Stop Wasting Your Time – Meetings Done Right 

 December 6, 2016


Sleeping, thinking about sleep, checking your fantasy football league’s waiver wire, texting, snickering at memes on Facebook. We’ve all done one or more of these things while in a work meeting.

A recent study by Atlassian found that the average American worker goes to 62 meetings per month. Even worse, ½ of these meetings are considered a waste of time by employees.

This results in an average of 31 hours per month, spent in unproductive meetings. In total, unnecessary and unproductive meetings cost U.S. businesses a total of $37 billion a year.

Protect your employees’ time and the business’ efficiency by eliminating unnecessary and unproductive meetings.

Here are five different ways that you can improve your meetings and improve your company’s performance, overall.


1. Practice Time Management

Do your best to ensure that your meetings are both starting and ending on time. According to, 95 percent of meetings do not start on time.

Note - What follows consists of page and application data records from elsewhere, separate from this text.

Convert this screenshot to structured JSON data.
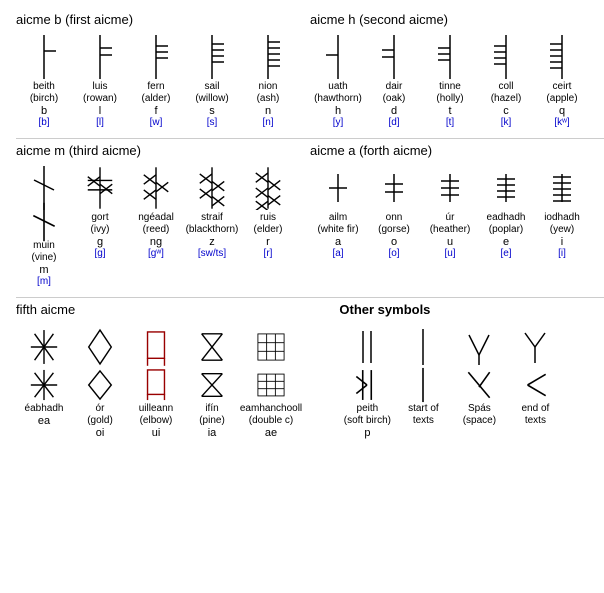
{
  "sections": {
    "aicme_b": {
      "title": "aicme b (first aicme)",
      "characters": [
        {
          "name": "beith",
          "sub": "(birch)",
          "letter": "b",
          "phonetic": "[b]"
        },
        {
          "name": "luis",
          "sub": "(rowan)",
          "letter": "l",
          "phonetic": "[l]"
        },
        {
          "name": "fern",
          "sub": "(alder)",
          "letter": "f",
          "phonetic": "[w]"
        },
        {
          "name": "sail",
          "sub": "(willow)",
          "letter": "s",
          "phonetic": "[s]"
        },
        {
          "name": "nion",
          "sub": "(ash)",
          "letter": "n",
          "phonetic": "[n]"
        }
      ]
    },
    "aicme_h": {
      "title": "aicme h (second aicme)",
      "characters": [
        {
          "name": "uath",
          "sub": "(hawthorn)",
          "letter": "h",
          "phonetic": "[y]"
        },
        {
          "name": "dair",
          "sub": "(oak)",
          "letter": "d",
          "phonetic": "[d]"
        },
        {
          "name": "tinne",
          "sub": "(holly)",
          "letter": "t",
          "phonetic": "[t]"
        },
        {
          "name": "coll",
          "sub": "(hazel)",
          "letter": "c",
          "phonetic": "[k]"
        },
        {
          "name": "ceirt",
          "sub": "(apple)",
          "letter": "q",
          "phonetic": "[kʷ]"
        }
      ]
    },
    "aicme_m": {
      "title": "aicme m (third aicme)",
      "characters": [
        {
          "name": "muin",
          "sub": "(vine)",
          "letter": "m",
          "phonetic": "[m]"
        },
        {
          "name": "gort",
          "sub": "(ivy)",
          "letter": "g",
          "phonetic": "[g]"
        },
        {
          "name": "ngéadal",
          "sub": "(reed)",
          "letter": "ng",
          "phonetic": "[gʷ]"
        },
        {
          "name": "straif",
          "sub": "(blackthorn)",
          "letter": "z",
          "phonetic": "[sw/ts]"
        },
        {
          "name": "ruis",
          "sub": "(elder)",
          "letter": "r",
          "phonetic": "[r]"
        }
      ]
    },
    "aicme_a": {
      "title": "aicme a (forth aicme)",
      "characters": [
        {
          "name": "ailm",
          "sub": "(white fir)",
          "letter": "a",
          "phonetic": "[a]"
        },
        {
          "name": "onn",
          "sub": "(gorse)",
          "letter": "o",
          "phonetic": "[o]"
        },
        {
          "name": "úr",
          "sub": "(heather)",
          "letter": "u",
          "phonetic": "[u]"
        },
        {
          "name": "eadhadh",
          "sub": "(poplar)",
          "letter": "e",
          "phonetic": "[e]"
        },
        {
          "name": "iodhadh",
          "sub": "(yew)",
          "letter": "i",
          "phonetic": "[i]"
        }
      ]
    },
    "fifth_aicme": {
      "title": "fifth aicme",
      "characters": [
        {
          "name": "éabhadh",
          "sub": "",
          "letter": "ea",
          "phonetic": ""
        },
        {
          "name": "ór",
          "sub": "(gold)",
          "letter": "oi",
          "phonetic": ""
        },
        {
          "name": "uilleann",
          "sub": "(elbow)",
          "letter": "ui",
          "phonetic": ""
        },
        {
          "name": "ifín",
          "sub": "(pine)",
          "letter": "ia",
          "phonetic": ""
        },
        {
          "name": "eamhanchooll",
          "sub": "(double c)",
          "letter": "ae",
          "phonetic": ""
        }
      ]
    },
    "other_symbols": {
      "title": "Other symbols",
      "characters": [
        {
          "name": "peith",
          "sub": "(soft birch)",
          "letter": "p",
          "phonetic": ""
        },
        {
          "name": "start of texts",
          "sub": "",
          "letter": "",
          "phonetic": ""
        },
        {
          "name": "Spás",
          "sub": "(space)",
          "letter": "",
          "phonetic": ""
        },
        {
          "name": "end of texts",
          "sub": "",
          "letter": "",
          "phonetic": ""
        }
      ]
    }
  }
}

When you begin on time, you demonstrate to your coworkers or employees that their time is valuable too. If you consistently start and end your meetings on time, you will gain a reputation as someone who runs prompt meetings.

As Forbes says, this reputation will increase the likelihood that people will be motivated to attend your meetings. A definite ending time also pushes people to be more productive as they are faced with the timer running out.

Additionally, do not schedule any meetings to go over an hour. In general, 60 minutes is the longest amount of time that workers can maintain engagement.


2. Define Your Objective

One of the keys to making your meeting productive is defining that meeting’s objective. Every meeting needs to have a specific purpose. Focus on goals where your team’s input can have a direct impact on the outcome.


Some questions to ask yourself when defining your objective are:

— What is the most important thing I want to accomplish?

— What am I most concerned about?

— Am I looking to arrive at a decision by a particular time?

— What information do I (my team) need, to make a decision?

Having a defined objective allows you and other participants to maximize the productivity of that meeting. A specific purpose also leads directly to the next step…


3. Make an Agenda

You should create a clear and concise agenda before every meeting. This agenda needs to lay out everything that you plan on covering during the meeting. Make a list of items you want to be accomplished in regards to your (previously defined) objective.


For best results, make sure that every item on your agenda is actionable, and designed with your purpose in mind. Also, be sure to include any necessary background information with your agenda so that everyone in the meeting has the same information.

Finally, your agenda should be sent to every attendee at least 24 hours in advance. Every person should go into the meeting knowing what the schedule is and what they can hope to achieve.


4. Double Check Who is Invited

Make sure that you are only inviting employees whose presence is necessary. If an individual does not have any influence on the decision at hand, they do not need to be invited.

Show your employees and coworkers that you respect their time, and be selective with who you invite to your meetings. Remember, the point of a meeting is to make decisions and complete work.

Unless sensitive material is involved, there are more efficient ways to share information than a face to face meeting.


5. Follow Up

The final key to any meeting is following up promptly. During the meeting, you should be taking detailed notes over the proceedings. Use your notes to recap key decisions made or any insights that you gained during the meeting.


In addition to these outcomes, you should have an idea of what your next steps will be. Your follow-up should include who is responsible for these next steps.

Make sure that when you are assigning tasks, you are assigning them to individuals (not teams or functions), and have realistic deadlines for each step.


The Wrap

When looking to improve your meeting process, here are the numbers you need to remember: 96, 91, and 73. According to Atlassian: 96 percent of employees have missed meetings, 91 percent have daydreamed during meetings, and 73 percent did other work in meetings.

None of this is to suggest that meetings are completely unnecessary, or that they offer no benefits, but most businesses could stand to improve the quality of their meetings.

Use these five tips to better engage employees, and increase the overall productivity of your meetings. Make sure that every time you prepare your meet; it’s well-done.